Former President of Brazil and current presidential candidate Luiz Inacio Lula da Silva gives a speech, in Sao Bernardo do Campo
Luiz Inacio Lula da Silva, former president of Brazil and current presidential candidate, gives a speech at Praca da Matriz in Sao Bernardo do Campo, Sao Paulo state, Brazil October 6, 2022.

Leftist Brazilian presidential candidate Luiz Inacio Lula da Silva can defend his lead against right-wing incumbent Jair Bolsonaro by appealing to voters who snubbed both in the first round of voting, according to political analysts and pollsters.

Lula won 48.4% of valid votes on Sunday against 43.2% for Bolsonaro, a much tighter result than expected and 1.8 million votes shy of an outright victory that would have avoided the Oct. 30 runoff between the top two candidates.

But even as Bolsonaro's campaign emerged from the first round energized by outperforming most polls, he faces an uphill battle in winning over enough new voters in the next four weeks.

"Lula is poised to win the runoff with these votes. His victory is more probable," said Joao Feres, a political science professor at Rio de Janeiro State University, who said Bolsonaro's high rejection rate works against the president.

Lula picked up key endorsements this week from the third- and fourth-placed candidates who dropped out of the race, putting up for grabs their combined 7.2% of votes on Sunday.

Centrist Senator Simone Tebet, who got 4.9 million votes, threw her full weight behind Lula on Wednesday. A survey from pollster PoderData released on Thursday showed those who voted for Tebet are now leaning toward Lula by a wide margin.

Leftist candidate Ciro Gomes offered more grudging support for Lula, following a decision by his Democratic Labor Party. His 3.6 million voters are also more ambivalent, leaning more narrowly toward Bolsonaro, according to PoderData.

No pollster has showed Bolsonaro making up enough votes from former candidates to gain an edge over Lula in the runoff.

RISING ABSTENTION

Even more votes are available among the 32.7 million eligible voters who skipped the ballot on Sunday, many facing a small fine for shirking their obligations in a country where voting is mandatory.

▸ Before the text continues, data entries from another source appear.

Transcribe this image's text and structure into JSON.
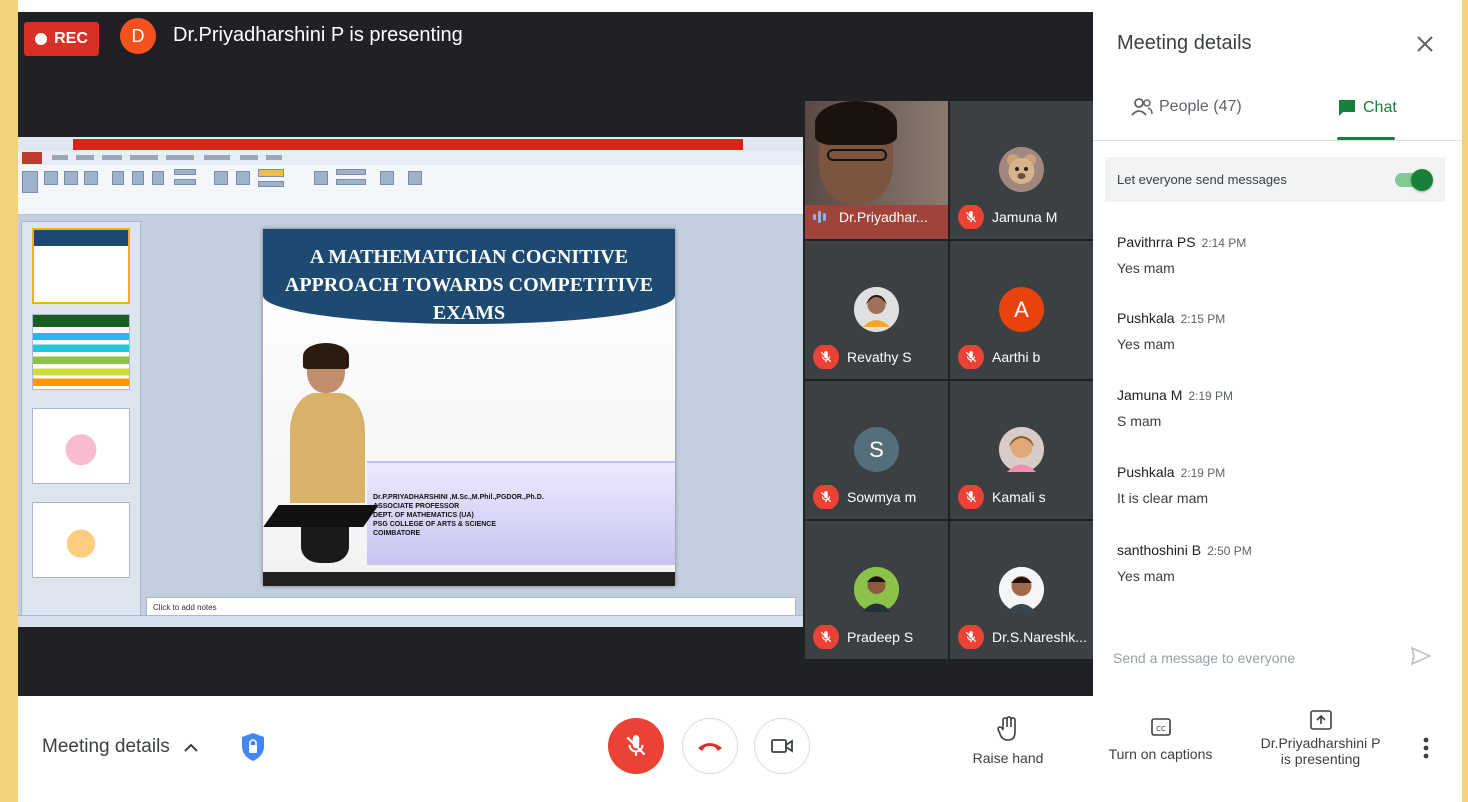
{
  "header": {
    "rec_label": "REC",
    "presenter_initial": "D",
    "presenting_text": "Dr.Priyadharshini P is presenting"
  },
  "slide": {
    "title_lines": [
      "A MATHEMATICIAN COGNITIVE",
      "APPROACH TOWARDS COMPETITIVE",
      "EXAMS"
    ],
    "info_lines": [
      "Dr.P.PRIYADHARSHINI ,M.Sc.,M.Phil.,PGDOR.,Ph.D.",
      "ASSOCIATE PROFESSOR",
      "DEPT. OF MATHEMATICS (UA)",
      "PSG COLLEGE OF ARTS & SCIENCE",
      "COIMBATORE"
    ],
    "notes_placeholder": "Click to add notes"
  },
  "participants": [
    {
      "name": "Dr.Priyadhar...",
      "state": "speaking",
      "avatar": "video"
    },
    {
      "name": "Jamuna M",
      "state": "muted",
      "avatar": "photo-teddy"
    },
    {
      "name": "Revathy S",
      "state": "muted",
      "avatar": "photo-woman"
    },
    {
      "name": "Aarthi b",
      "state": "muted",
      "avatar": "letter",
      "initial": "A",
      "color": "#e8430c"
    },
    {
      "name": "Sowmya m",
      "state": "muted",
      "avatar": "letter",
      "initial": "S",
      "color": "#546e7a"
    },
    {
      "name": "Kamali s",
      "state": "muted",
      "avatar": "photo-child"
    },
    {
      "name": "Pradeep S",
      "state": "muted",
      "avatar": "photo-man"
    },
    {
      "name": "Dr.S.Nareshk...",
      "state": "muted",
      "avatar": "photo-man2"
    }
  ],
  "panel": {
    "title": "Meeting details",
    "tab_people": "People (47)",
    "tab_chat": "Chat",
    "toggle_label": "Let everyone send messages",
    "toggle_on": true,
    "messages": [
      {
        "sender": "Pavithrra PS",
        "time": "2:14 PM",
        "text": "Yes mam"
      },
      {
        "sender": "Pushkala",
        "time": "2:15 PM",
        "text": "Yes mam"
      },
      {
        "sender": "Jamuna M",
        "time": "2:19 PM",
        "text": "S mam"
      },
      {
        "sender": "Pushkala",
        "time": "2:19 PM",
        "text": "It is clear mam"
      },
      {
        "sender": "santhoshini B",
        "time": "2:50 PM",
        "text": "Yes mam"
      }
    ],
    "send_placeholder": "Send a message to everyone"
  },
  "bottombar": {
    "meeting_details": "Meeting details",
    "raise_hand": "Raise hand",
    "captions": "Turn on captions",
    "presenting_line1": "Dr.Priyadharshini P",
    "presenting_line2": "is presenting"
  },
  "colors": {
    "accent_green": "#188038",
    "danger_red": "#ea4335",
    "stage_bg": "#202124"
  }
}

Brazil's abstention rate rose to nearly 21%, the highest for the first round of a general election since 1998.

PoderData showed that 55% of voters who skipped Sunday's election lean toward Lula, compared with 45% for Bolsonaro.

Abstention was even higher in the state capitals such as Sao Paulo, which may have contributed to Lula underperforming his polling there on Sunday, said Andrei Roman, chief executive of pollster AtlasIntel.

"With such an important final decision, these voters will be more motivated to turn out to vote and most favor Lula," said Roman, whose firm's polls were among the closest to Sunday's results, while many pollsters were thrown for a loop.

Strengthening Bolsonaro's hand in the populous southeast, the president has secured endorsements from the governors of Sao Paulo, Rio de Janeiro and the bellwether state of Minas Gerais, where Governor Romeu Zema clinched a first-round win on Sunday.

Roman said Zema's support could prove especially important, if he throws his full weight behind Bolsonaro's campaign.

"Lula will have to compensate in Sao Paulo, where I think he can mobilize voters who abstained from voting in the first round," said the pollster.

Brazil's President and candidate for re-election Jair Bolsonaro meets businessmen of the Minas Gerais State Federation of Industries (Fiemg), in Belo Horizonte
Brazil's President and candidate for re-election Jair Bolsonaro speaks during a meeting with businessmen of the Minas Gerais State Federation of Industries (Fiemg), in Belo Horizonte, Brazil October 6, 2022.